Daisuke Minakata (CEE) is the principal investigator on a project that has recieved a $347,808 research and development grant from the National Science Foundation. Paul Doskey (SFRES) is the Co-PI on the project, “Photochemical Fate of Dissolved Amino Acids in Natural Aquatic Enviroment.” This is a three-year project.
This award from the Environmental Chemical Sciences Program in the Division of Chemistry supports Profs. Daisuke Minakata and Paul Doskey from Michigan Technological University. They study the reactions of free amino acids in natural freshwater with light. Understanding and predicting these processes is important because nitrogen-containing free amino acids and their degradation products are involved in global nitrogen-cycling. They also affect biological activity in natural aquatic environments. The effluent of wastewater contains amino acids as one of the major components. The findings from this study address the impact of nitrogen-containing contaminants to aquatic systems that receive treated municipal wastewater. The project includes outreach activities to K-12 high school students in the Detroit region through a summer youth intern program. This program promotes the participation and retention of underrepresented groups in the environmental science field. A webinar is being developed based on the findings of this study to raise public awareness of water safety and security in freshwater systems and the importance of protecting ecosystems from contaminants.

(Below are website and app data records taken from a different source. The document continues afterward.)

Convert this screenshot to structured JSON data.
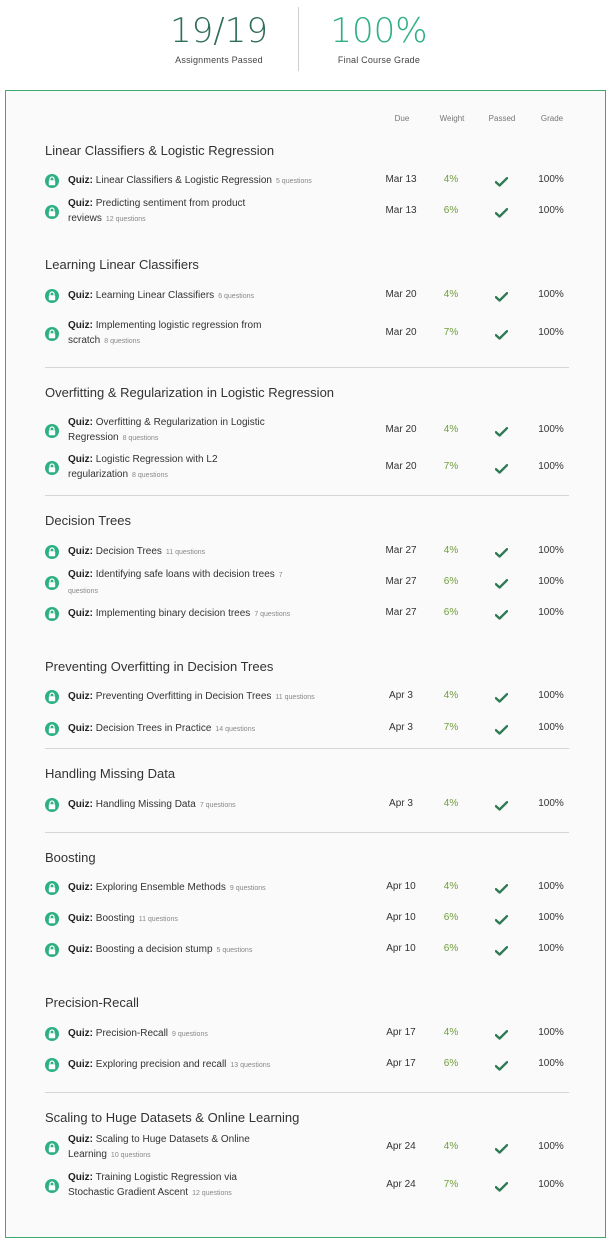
{
  "summary": {
    "assignments_value": "19/19",
    "assignments_label": "Assignments Passed",
    "grade_value": "100%",
    "grade_label": "Final Course Grade"
  },
  "columns": {
    "due": "Due",
    "weight": "Weight",
    "passed": "Passed",
    "grade": "Grade"
  },
  "colors": {
    "accent": "#2eb082",
    "dark_accent": "#2f6e5a",
    "weight": "#6f9e3b",
    "border": "#3fa86f"
  },
  "sections": [
    {
      "title": "Linear Classifiers & Logistic Regression",
      "items": [
        {
          "prefix": "Quiz:",
          "name": "Linear Classifiers & Logistic Regression",
          "questions": "5 questions",
          "due": "Mar 13",
          "weight": "4%",
          "grade": "100%"
        },
        {
          "prefix": "Quiz:",
          "name": "Predicting sentiment from product reviews",
          "questions": "12 questions",
          "due": "Mar 13",
          "weight": "6%",
          "grade": "100%"
        }
      ]
    },
    {
      "title": "Learning Linear Classifiers",
      "items": [
        {
          "prefix": "Quiz:",
          "name": "Learning Linear Classifiers",
          "questions": "6 questions",
          "due": "Mar 20",
          "weight": "4%",
          "grade": "100%"
        },
        {
          "prefix": "Quiz:",
          "name": "Implementing logistic regression from scratch",
          "questions": "8 questions",
          "due": "Mar 20",
          "weight": "7%",
          "grade": "100%"
        }
      ]
    },
    {
      "title": "Overfitting & Regularization in Logistic Regression",
      "items": [
        {
          "prefix": "Quiz:",
          "name": "Overfitting & Regularization in Logistic Regression",
          "questions": "8 questions",
          "due": "Mar 20",
          "weight": "4%",
          "grade": "100%"
        },
        {
          "prefix": "Quiz:",
          "name": "Logistic Regression with L2 regularization",
          "questions": "8 questions",
          "due": "Mar 20",
          "weight": "7%",
          "grade": "100%"
        }
      ]
    },
    {
      "title": "Decision Trees",
      "items": [
        {
          "prefix": "Quiz:",
          "name": "Decision Trees",
          "questions": "11 questions",
          "due": "Mar 27",
          "weight": "4%",
          "grade": "100%"
        },
        {
          "prefix": "Quiz:",
          "name": "Identifying safe loans with decision trees",
          "questions": "7 questions",
          "due": "Mar 27",
          "weight": "6%",
          "grade": "100%"
        },
        {
          "prefix": "Quiz:",
          "name": "Implementing binary decision trees",
          "questions": "7 questions",
          "due": "Mar 27",
          "weight": "6%",
          "grade": "100%"
        }
      ]
    },
    {
      "title": "Preventing Overfitting in Decision Trees",
      "items": [
        {
          "prefix": "Quiz:",
          "name": "Preventing Overfitting in Decision Trees",
          "questions": "11 questions",
          "due": "Apr 3",
          "weight": "4%",
          "grade": "100%"
        },
        {
          "prefix": "Quiz:",
          "name": "Decision Trees in Practice",
          "questions": "14 questions",
          "due": "Apr 3",
          "weight": "7%",
          "grade": "100%"
        }
      ]
    },
    {
      "title": "Handling Missing Data",
      "items": [
        {
          "prefix": "Quiz:",
          "name": "Handling Missing Data",
          "questions": "7 questions",
          "due": "Apr 3",
          "weight": "4%",
          "grade": "100%"
        }
      ]
    },
    {
      "title": "Boosting",
      "items": [
        {
          "prefix": "Quiz:",
          "name": "Exploring Ensemble Methods",
          "questions": "9 questions",
          "due": "Apr 10",
          "weight": "4%",
          "grade": "100%"
        },
        {
          "prefix": "Quiz:",
          "name": "Boosting",
          "questions": "11 questions",
          "due": "Apr 10",
          "weight": "6%",
          "grade": "100%"
        },
        {
          "prefix": "Quiz:",
          "name": "Boosting a decision stump",
          "questions": "5 questions",
          "due": "Apr 10",
          "weight": "6%",
          "grade": "100%"
        }
      ]
    },
    {
      "title": "Precision-Recall",
      "items": [
        {
          "prefix": "Quiz:",
          "name": "Precision-Recall",
          "questions": "9 questions",
          "due": "Apr 17",
          "weight": "4%",
          "grade": "100%"
        },
        {
          "prefix": "Quiz:",
          "name": "Exploring precision and recall",
          "questions": "13 questions",
          "due": "Apr 17",
          "weight": "6%",
          "grade": "100%"
        }
      ]
    },
    {
      "title": "Scaling to Huge Datasets & Online Learning",
      "items": [
        {
          "prefix": "Quiz:",
          "name": "Scaling to Huge Datasets & Online Learning",
          "questions": "10 questions",
          "due": "Apr 24",
          "weight": "4%",
          "grade": "100%"
        },
        {
          "prefix": "Quiz:",
          "name": "Training Logistic Regression via Stochastic Gradient Ascent",
          "questions": "12 questions",
          "due": "Apr 24",
          "weight": "7%",
          "grade": "100%"
        }
      ]
    }
  ]
}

This award supports computational and experimental research and education to predict the photolytic and elementary reaction pathways of free amino acid transformation. This transformation is induced by direct photolysis and indirect oxidation by photochemically produced reactive intermediates. The researchers use computational chemistry tools to identify the fundamental elementary reaction pathways of representative free amino acids transformation. The research team then predicts the kinetics information of each identified elementary reaction pathway. Finally, a kinetic model based on elementary reactions is developed to predict the time-dependent concentration profiles of free amino acids and their transformation products in environmentally relevant conditions. The predicted concentration profiles are compared to laboratory-scale experimental observations to validate the kinetic model.